> Activity
Take the records below and copy them exactly.

> Record excerpts
:::::
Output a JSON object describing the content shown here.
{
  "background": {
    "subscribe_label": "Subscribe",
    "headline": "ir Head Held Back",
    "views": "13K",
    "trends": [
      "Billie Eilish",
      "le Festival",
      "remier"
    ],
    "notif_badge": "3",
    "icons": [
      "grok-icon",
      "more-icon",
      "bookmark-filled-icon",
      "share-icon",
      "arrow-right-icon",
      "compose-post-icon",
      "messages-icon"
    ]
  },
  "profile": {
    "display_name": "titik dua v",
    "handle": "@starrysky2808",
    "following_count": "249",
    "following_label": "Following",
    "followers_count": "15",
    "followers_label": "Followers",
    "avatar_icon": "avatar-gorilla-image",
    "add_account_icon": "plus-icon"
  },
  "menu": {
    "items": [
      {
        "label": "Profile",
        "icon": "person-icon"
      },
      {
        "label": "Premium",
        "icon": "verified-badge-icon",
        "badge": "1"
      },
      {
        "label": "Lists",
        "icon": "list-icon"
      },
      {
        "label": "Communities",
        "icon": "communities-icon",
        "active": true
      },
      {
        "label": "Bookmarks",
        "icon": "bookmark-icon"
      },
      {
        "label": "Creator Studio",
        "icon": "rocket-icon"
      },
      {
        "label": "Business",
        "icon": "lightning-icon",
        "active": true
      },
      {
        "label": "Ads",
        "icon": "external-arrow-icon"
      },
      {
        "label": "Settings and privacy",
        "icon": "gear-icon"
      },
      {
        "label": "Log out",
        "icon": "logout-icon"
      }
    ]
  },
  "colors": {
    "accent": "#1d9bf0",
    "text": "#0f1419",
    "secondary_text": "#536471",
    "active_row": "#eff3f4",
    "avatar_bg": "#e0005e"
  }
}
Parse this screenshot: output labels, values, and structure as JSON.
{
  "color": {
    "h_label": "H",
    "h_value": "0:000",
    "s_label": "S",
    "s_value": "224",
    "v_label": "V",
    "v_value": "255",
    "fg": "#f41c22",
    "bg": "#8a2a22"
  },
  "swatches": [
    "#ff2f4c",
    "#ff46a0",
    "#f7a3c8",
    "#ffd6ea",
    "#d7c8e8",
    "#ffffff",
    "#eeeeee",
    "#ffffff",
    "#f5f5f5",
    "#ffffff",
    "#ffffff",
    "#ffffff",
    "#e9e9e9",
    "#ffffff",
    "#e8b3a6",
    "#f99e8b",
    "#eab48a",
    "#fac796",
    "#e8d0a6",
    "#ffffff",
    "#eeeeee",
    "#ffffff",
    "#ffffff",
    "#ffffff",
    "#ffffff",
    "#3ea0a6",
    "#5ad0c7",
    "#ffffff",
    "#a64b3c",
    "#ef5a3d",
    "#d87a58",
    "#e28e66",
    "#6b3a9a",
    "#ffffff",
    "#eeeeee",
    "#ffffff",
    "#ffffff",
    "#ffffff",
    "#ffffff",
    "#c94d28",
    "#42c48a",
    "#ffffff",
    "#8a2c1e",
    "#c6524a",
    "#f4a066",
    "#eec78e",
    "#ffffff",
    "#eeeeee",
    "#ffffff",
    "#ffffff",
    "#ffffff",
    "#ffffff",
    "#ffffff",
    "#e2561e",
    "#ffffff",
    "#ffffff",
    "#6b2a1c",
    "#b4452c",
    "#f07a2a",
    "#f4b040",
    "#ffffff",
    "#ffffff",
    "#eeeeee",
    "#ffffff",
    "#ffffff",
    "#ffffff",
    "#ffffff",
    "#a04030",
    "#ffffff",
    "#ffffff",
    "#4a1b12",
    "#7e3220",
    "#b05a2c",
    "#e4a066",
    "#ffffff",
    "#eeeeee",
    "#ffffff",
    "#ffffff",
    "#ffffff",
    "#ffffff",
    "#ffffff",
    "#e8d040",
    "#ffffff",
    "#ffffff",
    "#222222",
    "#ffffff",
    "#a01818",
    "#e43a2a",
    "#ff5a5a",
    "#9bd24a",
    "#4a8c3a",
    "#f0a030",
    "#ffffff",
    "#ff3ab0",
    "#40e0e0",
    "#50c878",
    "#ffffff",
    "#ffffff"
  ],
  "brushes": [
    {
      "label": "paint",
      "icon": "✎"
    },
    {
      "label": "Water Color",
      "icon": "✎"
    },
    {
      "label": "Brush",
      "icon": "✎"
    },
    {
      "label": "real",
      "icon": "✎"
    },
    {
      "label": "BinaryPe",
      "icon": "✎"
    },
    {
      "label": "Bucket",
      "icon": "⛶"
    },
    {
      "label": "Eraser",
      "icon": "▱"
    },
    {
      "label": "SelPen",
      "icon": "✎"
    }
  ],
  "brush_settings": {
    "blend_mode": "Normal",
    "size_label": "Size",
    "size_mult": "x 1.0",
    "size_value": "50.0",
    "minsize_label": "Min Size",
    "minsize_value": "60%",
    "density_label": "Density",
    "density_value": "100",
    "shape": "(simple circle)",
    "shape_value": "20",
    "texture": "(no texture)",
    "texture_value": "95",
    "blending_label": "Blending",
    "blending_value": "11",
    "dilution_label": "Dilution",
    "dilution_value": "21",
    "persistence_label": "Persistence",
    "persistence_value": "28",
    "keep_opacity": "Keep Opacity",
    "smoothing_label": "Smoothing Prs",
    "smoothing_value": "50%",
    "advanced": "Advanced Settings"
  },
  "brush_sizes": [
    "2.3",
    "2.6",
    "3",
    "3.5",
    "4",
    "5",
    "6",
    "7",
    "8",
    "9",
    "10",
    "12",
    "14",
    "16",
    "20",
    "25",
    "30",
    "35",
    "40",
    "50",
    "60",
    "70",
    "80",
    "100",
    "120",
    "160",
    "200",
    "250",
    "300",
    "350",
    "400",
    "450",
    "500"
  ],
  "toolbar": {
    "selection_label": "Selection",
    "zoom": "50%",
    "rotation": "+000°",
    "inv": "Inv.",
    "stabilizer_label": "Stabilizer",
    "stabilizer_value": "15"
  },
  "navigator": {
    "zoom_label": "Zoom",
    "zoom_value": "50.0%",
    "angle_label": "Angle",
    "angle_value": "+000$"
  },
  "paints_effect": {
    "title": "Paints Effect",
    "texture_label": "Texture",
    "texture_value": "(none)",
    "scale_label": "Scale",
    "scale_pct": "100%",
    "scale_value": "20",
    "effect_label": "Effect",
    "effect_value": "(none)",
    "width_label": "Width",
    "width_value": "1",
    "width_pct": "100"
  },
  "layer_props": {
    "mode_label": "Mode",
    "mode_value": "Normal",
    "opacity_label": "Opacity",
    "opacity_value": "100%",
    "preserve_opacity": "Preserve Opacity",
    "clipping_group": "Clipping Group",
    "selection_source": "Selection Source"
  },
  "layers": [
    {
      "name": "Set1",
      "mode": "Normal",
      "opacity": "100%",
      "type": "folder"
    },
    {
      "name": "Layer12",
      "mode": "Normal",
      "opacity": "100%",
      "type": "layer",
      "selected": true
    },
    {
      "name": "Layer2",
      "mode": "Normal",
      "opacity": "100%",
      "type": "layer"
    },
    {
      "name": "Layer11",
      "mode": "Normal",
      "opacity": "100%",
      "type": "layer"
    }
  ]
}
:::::
> Written solution
Output a JSON object describing the content shown here.
{
  "background": {
    "subscribe_label": "Subscribe",
    "headline": "ir Head Held Back",
    "views": "13K",
    "trends": [
      "Billie Eilish",
      "le Festival",
      "remier"
    ],
    "notif_badge": "3",
    "icons": [
      "grok-icon",
      "more-icon",
      "bookmark-filled-icon",
      "share-icon",
      "arrow-right-icon",
      "compose-post-icon",
      "messages-icon"
    ]
  },
  "profile": {
    "display_name": "titik dua v",
    "handle": "@starrysky2808",
    "following_count": "249",
    "following_label": "Following",
    "followers_count": "15",
    "followers_label": "Followers",
    "avatar_icon": "avatar-gorilla-image",
    "add_account_icon": "plus-icon"
  },
  "menu": {
    "items": [
      {
        "label": "Profile",
        "icon": "person-icon"
      },
      {
        "label": "Premium",
        "icon": "verified-badge-icon",
        "badge": "1"
      },
      {
        "label": "Lists",
        "icon": "list-icon"
      },
      {
        "label": "Communities",
        "icon": "communities-icon",
        "active": true
      },
      {
        "label": "Bookmarks",
        "icon": "bookmark-icon"
      },
      {
        "label": "Creator Studio",
        "icon": "rocket-icon"
      },
      {
        "label": "Business",
        "icon": "lightning-icon",
        "active": true
      },
      {
        "label": "Ads",
        "icon": "external-arrow-icon"
      },
      {
        "label": "Settings and privacy",
        "icon": "gear-icon"
      },
      {
        "label": "Log out",
        "icon": "logout-icon"
      }
    ]
  },
  "colors": {
    "accent": "#1d9bf0",
    "text": "#0f1419",
    "secondary_text": "#536471",
    "active_row": "#eff3f4",
    "avatar_bg": "#e0005e"
  }
}
Parse this screenshot: output labels, values, and structure as JSON.
{
  "color": {
    "h_label": "H",
    "h_value": "0:000",
    "s_label": "S",
    "s_value": "224",
    "v_label": "V",
    "v_value": "255",
    "fg": "#f41c22",
    "bg": "#8a2a22"
  },
  "swatches": [
    "#ff2f4c",
    "#ff46a0",
    "#f7a3c8",
    "#ffd6ea",
    "#d7c8e8",
    "#ffffff",
    "#eeeeee",
    "#ffffff",
    "#f5f5f5",
    "#ffffff",
    "#ffffff",
    "#ffffff",
    "#e9e9e9",
    "#ffffff",
    "#e8b3a6",
    "#f99e8b",
    "#eab48a",
    "#fac796",
    "#e8d0a6",
    "#ffffff",
    "#eeeeee",
    "#ffffff",
    "#ffffff",
    "#ffffff",
    "#ffffff",
    "#3ea0a6",
    "#5ad0c7",
    "#ffffff",
    "#a64b3c",
    "#ef5a3d",
    "#d87a58",
    "#e28e66",
    "#6b3a9a",
    "#ffffff",
    "#eeeeee",
    "#ffffff",
    "#ffffff",
    "#ffffff",
    "#ffffff",
    "#c94d28",
    "#42c48a",
    "#ffffff",
    "#8a2c1e",
    "#c6524a",
    "#f4a066",
    "#eec78e",
    "#ffffff",
    "#eeeeee",
    "#ffffff",
    "#ffffff",
    "#ffffff",
    "#ffffff",
    "#ffffff",
    "#e2561e",
    "#ffffff",
    "#ffffff",
    "#6b2a1c",
    "#b4452c",
    "#f07a2a",
    "#f4b040",
    "#ffffff",
    "#ffffff",
    "#eeeeee",
    "#ffffff",
    "#ffffff",
    "#ffffff",
    "#ffffff",
    "#a04030",
    "#ffffff",
    "#ffffff",
    "#4a1b12",
    "#7e3220",
    "#b05a2c",
    "#e4a066",
    "#ffffff",
    "#eeeeee",
    "#ffffff",
    "#ffffff",
    "#ffffff",
    "#ffffff",
    "#ffffff",
    "#e8d040",
    "#ffffff",
    "#ffffff",
    "#222222",
    "#ffffff",
    "#a01818",
    "#e43a2a",
    "#ff5a5a",
    "#9bd24a",
    "#4a8c3a",
    "#f0a030",
    "#ffffff",
    "#ff3ab0",
    "#40e0e0",
    "#50c878",
    "#ffffff",
    "#ffffff"
  ],
  "brushes": [
    {
      "label": "paint",
      "icon": "✎"
    },
    {
      "label": "Water Color",
      "icon": "✎"
    },
    {
      "label": "Brush",
      "icon": "✎"
    },
    {
      "label": "real",
      "icon": "✎"
    },
    {
      "label": "BinaryPe",
      "icon": "✎"
    },
    {
      "label": "Bucket",
      "icon": "⛶"
    },
    {
      "label": "Eraser",
      "icon": "▱"
    },
    {
      "label": "SelPen",
      "icon": "✎"
    }
  ],
  "brush_settings": {
    "blend_mode": "Normal",
    "size_label": "Size",
    "size_mult": "x 1.0",
    "size_value": "50.0",
    "minsize_label": "Min Size",
    "minsize_value": "60%",
    "density_label": "Density",
    "density_value": "100",
    "shape": "(simple circle)",
    "shape_value": "20",
    "texture": "(no texture)",
    "texture_value": "95",
    "blending_label": "Blending",
    "blending_value": "11",
    "dilution_label": "Dilution",
    "dilution_value": "21",
    "persistence_label": "Persistence",
    "persistence_value": "28",
    "keep_opacity": "Keep Opacity",
    "smoothing_label": "Smoothing Prs",
    "smoothing_value": "50%",
    "advanced": "Advanced Settings"
  },
  "brush_sizes": [
    "2.3",
    "2.6",
    "3",
    "3.5",
    "4",
    "5",
    "6",
    "7",
    "8",
    "9",
    "10",
    "12",
    "14",
    "16",
    "20",
    "25",
    "30",
    "35",
    "40",
    "50",
    "60",
    "70",
    "80",
    "100",
    "120",
    "160",
    "200",
    "250",
    "300",
    "350",
    "400",
    "450",
    "500"
  ],
  "toolbar": {
    "selection_label": "Selection",
    "zoom": "50%",
    "rotation": "+000°",
    "inv": "Inv.",
    "stabilizer_label": "Stabilizer",
    "stabilizer_value": "15"
  },
  "navigator": {
    "zoom_label": "Zoom",
    "zoom_value": "50.0%",
    "angle_label": "Angle",
    "angle_value": "+000$"
  },
  "paints_effect": {
    "title": "Paints Effect",
    "texture_label": "Texture",
    "texture_value": "(none)",
    "scale_label": "Scale",
    "scale_pct": "100%",
    "scale_value": "20",
    "effect_label": "Effect",
    "effect_value": "(none)",
    "width_label": "Width",
    "width_value": "1",
    "width_pct": "100"
  },
  "layer_props": {
    "mode_label": "Mode",
    "mode_value": "Normal",
    "opacity_label": "Opacity",
    "opacity_value": "100%",
    "preserve_opacity": "Preserve Opacity",
    "clipping_group": "Clipping Group",
    "selection_source": "Selection Source"
  },
  "layers": [
    {
      "name": "Set1",
      "mode": "Normal",
      "opacity": "100%",
      "type": "folder"
    },
    {
      "name": "Layer12",
      "mode": "Normal",
      "opacity": "100%",
      "type": "layer",
      "selected": true
    },
    {
      "name": "Layer2",
      "mode": "Normal",
      "opacity": "100%",
      "type": "layer"
    },
    {
      "name": "Layer11",
      "mode": "Normal",
      "opacity": "100%",
      "type": "layer"
    }
  ]
}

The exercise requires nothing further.